Young people are interested in a different kind of lifestyle than earlier generations, and Americans are experiencing an urban renaissance of unanticipated proportions. Better yet, it’s making us greener. Realizing that now is the time for experience, college graduates are moving to cities, where they may eschew owning car and take to bicycling and mass transit. They live is smaller square footage with fluid common space and amenities nearby. Recently released census data shows that metropolitan areas across the country grew at a faster rate than the rest of the country. And, as virtually all green studies have proven, city living is greener than suburban living – that’s why Manhattan is one of the greenest cities in the country.
Yet, city living isn’t a foolproof method for healthy and sustainable living. The water supply tends to be a critical bottleneck. Water? Where did all water go? Last winter was one of the warmest winter on record in California. Paleo-climatologists believe it is exacerbating what could well be the region’s worst drought in 500 years…nearly all of the state’s 191 reservoirs are below normal levels. If things don’t improve, some small communities may run out of drinking water. Farmers may need to idle 500,000 acres of farmland, resulting in billions of dollars in economic damage.
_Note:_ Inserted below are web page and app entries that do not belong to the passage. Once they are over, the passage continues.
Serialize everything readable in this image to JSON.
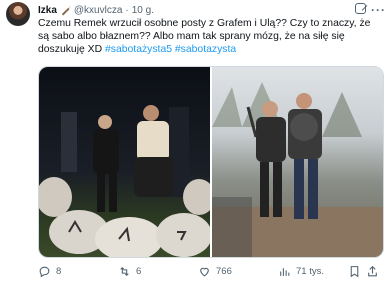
{
  "author": {
    "name": "Izka",
    "handle": "@kxuvlcza",
    "sep": "·",
    "time": "10 g."
  },
  "tweet": {
    "text": "Czemu Remek wrzucił osobne posty z Grafem i Ulą?? Czy to znaczy, że są sabo albo błaznem?? Albo mam tak sprany mózg, że na siłę się doszukuję XD ",
    "hashtags": "#sabotażysta5 #sabotazysta"
  },
  "stats": {
    "replies": "8",
    "reposts": "6",
    "likes": "766",
    "views": "71 tys."
  }
}
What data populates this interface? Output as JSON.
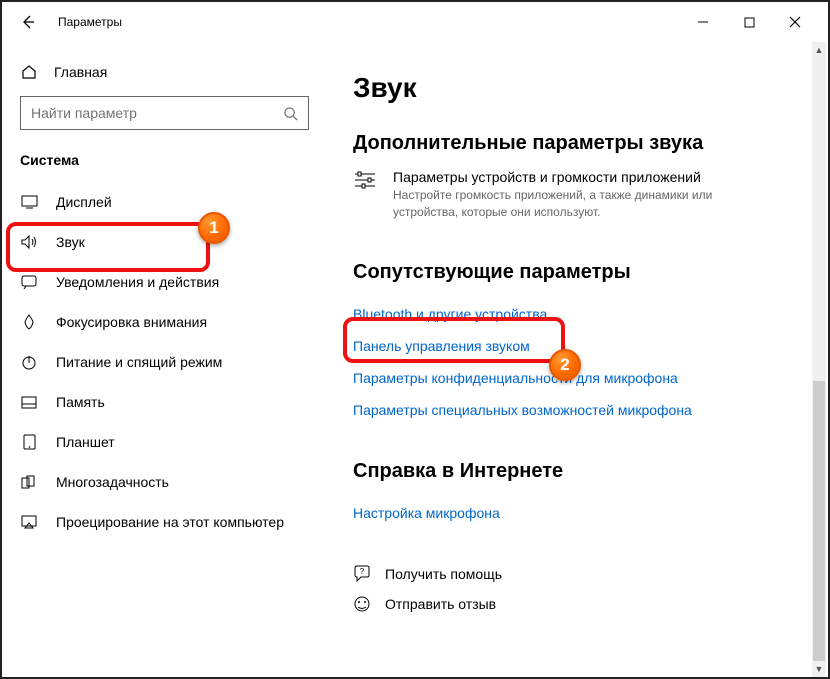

The last time the water supply was as low, in the 1960s, California’s population was just less than 20m. Today, the same amount of water must accommodate twice as many people.